Erythropoietin for Infants With Brain Injuries Due to Oxygen Deprivation at Birth
Recruitment status was: Not yet recruiting
|Study Design:||Allocation: Non-Randomized
Endpoint Classification: Safety Study
Intervention Model: Single Group Assignment
Masking: Open Label
Primary Purpose: Treatment
|Official Title:||High Dose Erythropoietin for Neonates With Asphyxia|
Damage to the central nervous system as a result of oxygen deprivation at birth is a major cause of life-long mental and developmental handicaps. When there is not enough oxygen in the blood (hypoxemia) the brain is deprived of oxygen. Some brain cells respond by producing Epo. Epo then binds to oxygen-deprived brain cells. This binding triggers chemical reactions within the brain cell that prevent cell death. Epo also reduces inflammation around the brain cells and acts as an antioxidant. In animal studies, recombinant Epo (rEpo) administration, even up to six hours after oxygen deprivation, reduced subsequent brain injury by 50% to 70%.
Epo has been used by neonatologists to stimulate erythropoiesis (red blood cell production) and reduce the incidence of blood transfusions. Doses of rEpo required for protection of brain cells are considerably higher than those traditionally used by neonatologists.
This study will evaluate the pharmacokinetics, biologic effect, and safety of high dose Epo in neonates with brain injury due to hypoxemia.
Within six hours of birth, each eligible infant will receive one dose of rEpo intravenously. Any infants who require a lumbar puncture during the first week of life will have levels of natural Epo and rEpo in their spinal fluid measured. Blood tests will be used to measure the antioxidant effect of Epo and the impact on red blood cell production.
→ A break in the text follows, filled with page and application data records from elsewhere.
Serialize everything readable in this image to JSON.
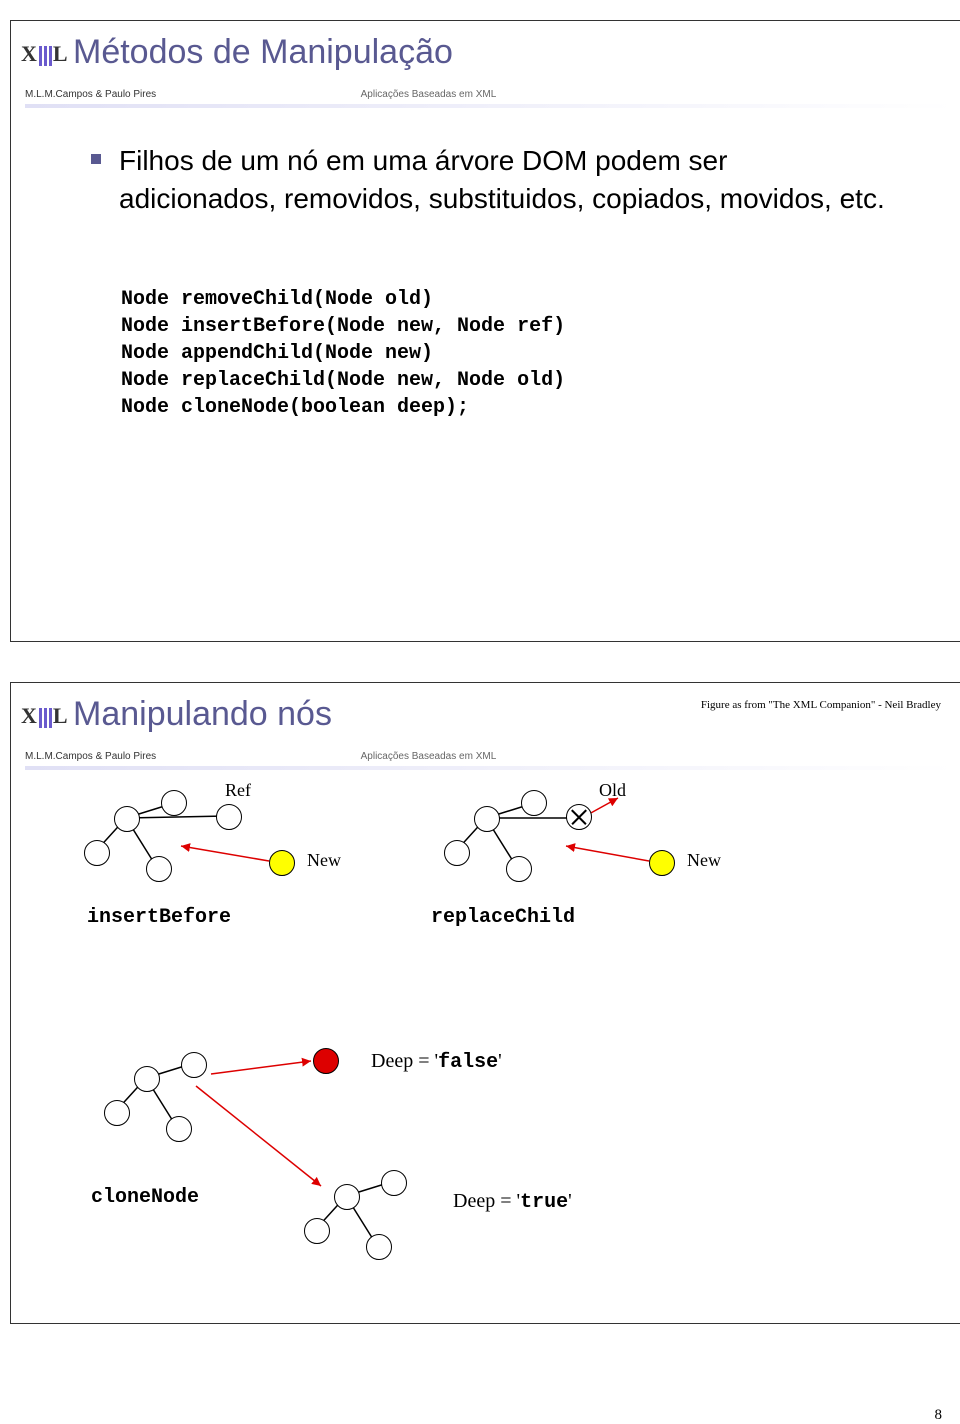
{
  "slide1": {
    "title": "Métodos de Manipulação",
    "authors": "M.L.M.Campos & Paulo Pires",
    "app": "Aplicações Baseadas em XML",
    "bullet": "Filhos de um nó em uma árvore DOM podem ser adicionados, removidos, substituidos, copiados, movidos, etc.",
    "code": "Node removeChild(Node old)\nNode insertBefore(Node new, Node ref)\nNode appendChild(Node new)\nNode replaceChild(Node new, Node old)\nNode cloneNode(boolean deep);"
  },
  "slide2": {
    "title": "Manipulando nós",
    "authors": "M.L.M.Campos & Paulo Pires",
    "app": "Aplicações Baseadas em XML",
    "fig_caption": "Figure as from \"The XML Companion\" - Neil Bradley",
    "labels": {
      "ref": "Ref",
      "old": "Old",
      "new1": "New",
      "new2": "New",
      "insertBefore": "insertBefore",
      "replaceChild": "replaceChild",
      "deep_false": "Deep = 'false'",
      "deep_true": "Deep = 'true'",
      "cloneNode": "cloneNode"
    }
  },
  "page_number": "8"
}
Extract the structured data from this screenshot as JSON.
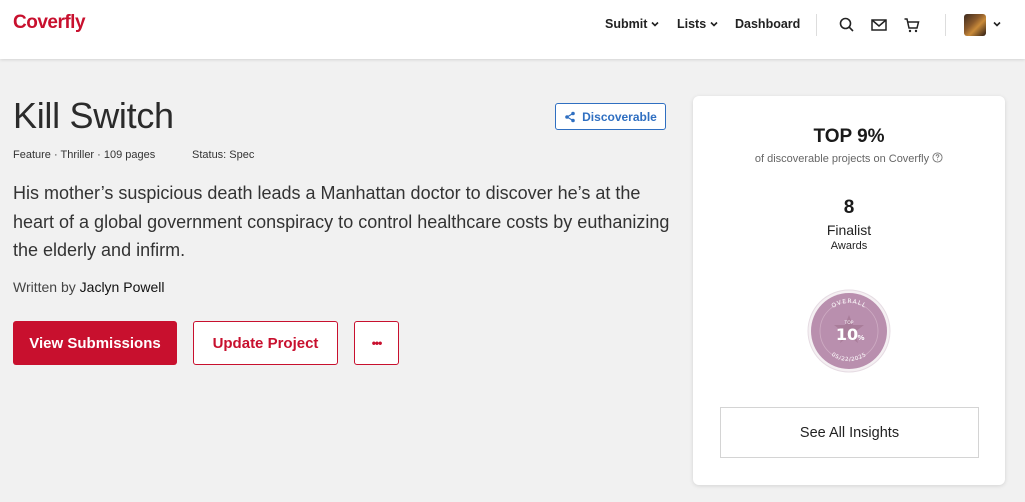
{
  "header": {
    "logo": "Coverfly",
    "nav": [
      {
        "label": "Submit"
      },
      {
        "label": "Lists"
      },
      {
        "label": "Dashboard"
      }
    ],
    "icons": [
      "search-icon",
      "mail-icon",
      "cart-icon",
      "avatar",
      "chevron-down-icon"
    ]
  },
  "project": {
    "title": "Kill Switch",
    "discoverable_label": "Discoverable",
    "meta": "Feature · Thriller · 109 pages",
    "status": "Status: Spec",
    "logline": "His mother’s suspicious death leads a Manhattan doctor to discover he’s at the heart of a global government conspiracy to control healthcare costs by euthanizing the elderly and infirm.",
    "written_by_label": "Written by",
    "writer": "Jaclyn Powell",
    "buttons": {
      "view_submissions": "View Submissions",
      "update_project": "Update Project",
      "more": "•••"
    }
  },
  "insights": {
    "top_pct": "TOP 9%",
    "top_sub": "of discoverable projects on Coverfly",
    "awards_count": "8",
    "awards_label": "Finalist",
    "awards_sub": "Awards",
    "badge": {
      "top_text": "OVERALL",
      "small": "TOP",
      "value": "10",
      "unit": "%",
      "date": "05/22/2025",
      "color": "#b98fae"
    },
    "see_all": "See All Insights"
  },
  "colors": {
    "brand": "#c8102e",
    "link": "#2f6fc1",
    "background": "#f1f1f1"
  }
}
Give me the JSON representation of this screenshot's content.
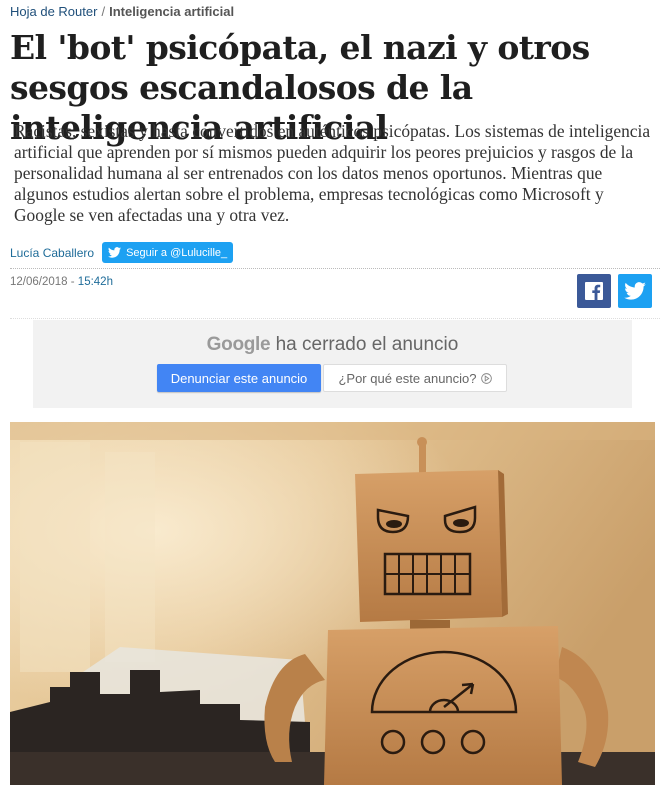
{
  "breadcrumb": {
    "section": "Hoja de Router",
    "separator": "/",
    "current": "Inteligencia artificial"
  },
  "article": {
    "title": "El 'bot' psicópata, el nazi y otros sesgos escandalosos de la inteligencia artificial",
    "lead": "Racistas, sexistas y hasta convertidos en auténticos psicópatas. Los sistemas de inteligencia artificial que aprenden por sí mismos pueden adquirir los peores prejuicios y rasgos de la personalidad humana al ser entrenados con los datos menos oportunos. Mientras que algunos estudios alertan sobre el problema, empresas tecnológicas como Microsoft y Google se ven afectadas una y otra vez.",
    "author": "Lucía Caballero",
    "follow_label": "Seguir a @Lulucille_",
    "date": "12/06/2018 -",
    "time": "15:42h"
  },
  "share": {
    "facebook_icon": "facebook-icon",
    "twitter_icon": "twitter-icon",
    "facebook_color": "#3b5998",
    "twitter_color": "#1da1f2"
  },
  "ad": {
    "brand": "Google",
    "closed_text": "ha cerrado el anuncio",
    "report_button": "Denunciar este anuncio",
    "why_button": "¿Por qué este anuncio?",
    "why_icon": "ad-info-triangle-icon",
    "report_color": "#4285f4"
  },
  "hero_image": {
    "icon": "cardboard-robot-photo"
  }
}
Neurodevelopmental outcome will be measured at 6 and 12 months of age.
Please refer to this study by its ClinicalTrials.gov identifier: NCT00491413
|United States, Florida|
|All Children's Hospital|
|St. Petersburg, Florida, United States, 33701|
|Principal Investigator:||Robert D. Christensen, MD||University of South Florida|